§ **Exercise aim**: In the records below, find every line that contains "data" and list it.

= = = =

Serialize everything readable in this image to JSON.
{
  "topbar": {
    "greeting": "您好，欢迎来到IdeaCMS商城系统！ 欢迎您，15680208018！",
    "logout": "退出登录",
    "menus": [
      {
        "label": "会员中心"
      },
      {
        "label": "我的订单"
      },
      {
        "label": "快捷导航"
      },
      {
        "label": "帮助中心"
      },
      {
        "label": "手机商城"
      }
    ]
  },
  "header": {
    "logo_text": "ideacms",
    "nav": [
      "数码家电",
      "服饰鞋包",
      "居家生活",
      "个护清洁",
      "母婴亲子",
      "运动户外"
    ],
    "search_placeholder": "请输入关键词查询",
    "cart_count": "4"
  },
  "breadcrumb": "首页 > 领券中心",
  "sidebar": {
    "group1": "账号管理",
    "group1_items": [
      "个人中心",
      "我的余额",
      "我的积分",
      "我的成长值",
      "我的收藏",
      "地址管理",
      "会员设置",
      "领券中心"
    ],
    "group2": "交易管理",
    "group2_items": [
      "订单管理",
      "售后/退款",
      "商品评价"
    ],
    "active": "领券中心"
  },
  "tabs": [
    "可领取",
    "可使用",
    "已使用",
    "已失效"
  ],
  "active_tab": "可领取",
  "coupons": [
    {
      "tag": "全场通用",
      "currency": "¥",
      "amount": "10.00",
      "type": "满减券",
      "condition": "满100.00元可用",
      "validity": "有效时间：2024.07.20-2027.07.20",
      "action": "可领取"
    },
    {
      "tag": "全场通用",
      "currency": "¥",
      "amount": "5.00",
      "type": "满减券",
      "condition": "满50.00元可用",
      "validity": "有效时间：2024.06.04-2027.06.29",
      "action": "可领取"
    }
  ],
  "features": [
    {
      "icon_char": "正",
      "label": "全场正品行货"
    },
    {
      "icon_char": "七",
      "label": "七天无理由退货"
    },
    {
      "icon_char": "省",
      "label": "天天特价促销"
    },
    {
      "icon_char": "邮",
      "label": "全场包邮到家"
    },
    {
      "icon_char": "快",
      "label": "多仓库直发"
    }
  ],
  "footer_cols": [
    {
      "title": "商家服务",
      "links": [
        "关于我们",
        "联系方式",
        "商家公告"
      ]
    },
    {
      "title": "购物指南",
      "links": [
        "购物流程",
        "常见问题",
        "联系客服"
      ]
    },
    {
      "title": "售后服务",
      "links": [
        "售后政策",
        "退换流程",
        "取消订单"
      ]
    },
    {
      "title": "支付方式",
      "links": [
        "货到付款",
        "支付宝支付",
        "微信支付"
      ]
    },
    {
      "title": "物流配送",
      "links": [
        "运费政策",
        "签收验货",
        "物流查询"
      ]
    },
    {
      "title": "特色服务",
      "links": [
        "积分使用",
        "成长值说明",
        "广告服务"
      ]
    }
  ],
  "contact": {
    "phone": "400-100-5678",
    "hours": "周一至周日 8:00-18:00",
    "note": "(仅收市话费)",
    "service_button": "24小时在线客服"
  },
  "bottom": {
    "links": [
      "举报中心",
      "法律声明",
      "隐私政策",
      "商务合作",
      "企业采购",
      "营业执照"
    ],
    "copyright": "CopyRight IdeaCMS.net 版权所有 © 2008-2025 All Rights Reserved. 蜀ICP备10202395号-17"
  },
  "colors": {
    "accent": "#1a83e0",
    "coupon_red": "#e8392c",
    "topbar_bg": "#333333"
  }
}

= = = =

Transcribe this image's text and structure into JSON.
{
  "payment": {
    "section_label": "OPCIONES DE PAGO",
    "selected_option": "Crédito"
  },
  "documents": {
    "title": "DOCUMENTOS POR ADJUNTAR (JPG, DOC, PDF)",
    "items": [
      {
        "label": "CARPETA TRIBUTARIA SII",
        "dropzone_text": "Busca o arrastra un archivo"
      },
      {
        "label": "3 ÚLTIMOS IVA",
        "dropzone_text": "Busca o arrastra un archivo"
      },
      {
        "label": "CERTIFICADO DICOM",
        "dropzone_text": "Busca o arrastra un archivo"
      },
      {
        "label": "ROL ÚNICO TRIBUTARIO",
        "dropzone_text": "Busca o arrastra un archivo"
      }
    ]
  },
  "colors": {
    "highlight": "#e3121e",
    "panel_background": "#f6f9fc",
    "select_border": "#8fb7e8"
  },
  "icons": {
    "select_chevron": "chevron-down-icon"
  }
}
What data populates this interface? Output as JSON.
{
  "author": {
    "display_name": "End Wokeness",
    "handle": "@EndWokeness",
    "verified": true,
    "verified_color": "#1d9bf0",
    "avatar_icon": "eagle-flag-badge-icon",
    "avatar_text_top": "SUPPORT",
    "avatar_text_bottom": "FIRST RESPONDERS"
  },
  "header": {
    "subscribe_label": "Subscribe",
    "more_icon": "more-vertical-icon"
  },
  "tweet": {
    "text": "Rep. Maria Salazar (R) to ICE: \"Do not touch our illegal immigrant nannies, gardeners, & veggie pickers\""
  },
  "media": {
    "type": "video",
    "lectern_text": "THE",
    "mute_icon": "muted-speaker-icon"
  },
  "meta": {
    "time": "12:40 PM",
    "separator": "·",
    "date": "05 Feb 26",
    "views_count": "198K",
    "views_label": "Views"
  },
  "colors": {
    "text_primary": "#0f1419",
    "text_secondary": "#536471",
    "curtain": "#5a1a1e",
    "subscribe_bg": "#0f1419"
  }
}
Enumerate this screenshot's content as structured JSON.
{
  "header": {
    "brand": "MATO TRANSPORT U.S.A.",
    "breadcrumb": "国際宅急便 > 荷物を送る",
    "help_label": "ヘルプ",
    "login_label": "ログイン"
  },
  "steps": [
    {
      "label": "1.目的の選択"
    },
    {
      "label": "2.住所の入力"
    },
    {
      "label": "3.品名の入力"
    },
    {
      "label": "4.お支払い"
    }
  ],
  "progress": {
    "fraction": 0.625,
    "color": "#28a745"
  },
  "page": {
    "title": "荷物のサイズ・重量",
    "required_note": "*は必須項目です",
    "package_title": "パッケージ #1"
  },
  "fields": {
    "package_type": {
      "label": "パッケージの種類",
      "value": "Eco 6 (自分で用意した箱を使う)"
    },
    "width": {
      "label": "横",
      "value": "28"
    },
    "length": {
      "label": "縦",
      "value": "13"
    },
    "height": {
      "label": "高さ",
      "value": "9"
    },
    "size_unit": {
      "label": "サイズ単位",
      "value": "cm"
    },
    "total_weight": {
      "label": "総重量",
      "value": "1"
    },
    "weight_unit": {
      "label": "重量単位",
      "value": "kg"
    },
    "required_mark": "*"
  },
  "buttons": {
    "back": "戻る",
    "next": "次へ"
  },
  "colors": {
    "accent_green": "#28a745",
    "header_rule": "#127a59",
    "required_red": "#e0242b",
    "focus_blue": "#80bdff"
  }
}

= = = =

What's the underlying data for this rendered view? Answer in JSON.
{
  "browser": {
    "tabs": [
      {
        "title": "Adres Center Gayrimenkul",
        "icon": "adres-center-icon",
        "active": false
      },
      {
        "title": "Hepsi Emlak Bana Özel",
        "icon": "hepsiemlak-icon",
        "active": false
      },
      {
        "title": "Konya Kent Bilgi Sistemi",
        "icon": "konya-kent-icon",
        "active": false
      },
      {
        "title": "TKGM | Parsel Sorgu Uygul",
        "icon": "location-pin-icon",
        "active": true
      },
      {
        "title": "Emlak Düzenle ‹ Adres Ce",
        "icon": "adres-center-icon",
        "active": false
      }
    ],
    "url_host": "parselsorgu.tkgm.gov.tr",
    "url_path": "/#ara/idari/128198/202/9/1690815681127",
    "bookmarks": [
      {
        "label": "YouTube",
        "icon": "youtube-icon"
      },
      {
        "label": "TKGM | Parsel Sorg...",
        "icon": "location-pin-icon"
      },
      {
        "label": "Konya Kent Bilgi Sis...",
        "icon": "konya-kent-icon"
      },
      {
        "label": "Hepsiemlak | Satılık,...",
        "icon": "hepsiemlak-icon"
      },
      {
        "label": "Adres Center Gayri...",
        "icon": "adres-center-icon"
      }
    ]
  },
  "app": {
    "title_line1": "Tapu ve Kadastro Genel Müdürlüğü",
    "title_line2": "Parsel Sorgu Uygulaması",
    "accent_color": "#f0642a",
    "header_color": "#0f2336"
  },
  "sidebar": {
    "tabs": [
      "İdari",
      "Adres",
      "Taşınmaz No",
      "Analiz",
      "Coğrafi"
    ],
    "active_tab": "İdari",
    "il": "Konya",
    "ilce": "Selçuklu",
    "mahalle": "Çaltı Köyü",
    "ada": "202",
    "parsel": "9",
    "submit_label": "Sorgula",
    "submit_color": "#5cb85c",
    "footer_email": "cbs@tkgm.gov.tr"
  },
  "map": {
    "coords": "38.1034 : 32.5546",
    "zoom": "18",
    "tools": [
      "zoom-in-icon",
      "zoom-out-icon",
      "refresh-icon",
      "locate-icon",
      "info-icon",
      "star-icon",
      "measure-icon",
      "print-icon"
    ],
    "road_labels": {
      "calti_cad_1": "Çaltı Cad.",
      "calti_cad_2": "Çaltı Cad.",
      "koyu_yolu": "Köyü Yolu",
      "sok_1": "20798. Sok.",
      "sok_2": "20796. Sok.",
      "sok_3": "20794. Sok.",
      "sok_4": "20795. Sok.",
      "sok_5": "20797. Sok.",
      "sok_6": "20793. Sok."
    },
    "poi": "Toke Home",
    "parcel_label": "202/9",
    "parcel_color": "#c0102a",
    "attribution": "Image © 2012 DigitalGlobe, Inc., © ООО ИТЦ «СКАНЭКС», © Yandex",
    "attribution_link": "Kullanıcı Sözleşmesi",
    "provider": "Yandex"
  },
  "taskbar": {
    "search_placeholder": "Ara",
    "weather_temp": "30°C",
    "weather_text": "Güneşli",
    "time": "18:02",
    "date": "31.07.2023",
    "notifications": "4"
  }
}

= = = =

§ **Answer box**:
What data populates this interface? Output as JSON.
What's the underlying data for this rendered view? Answer in JSON.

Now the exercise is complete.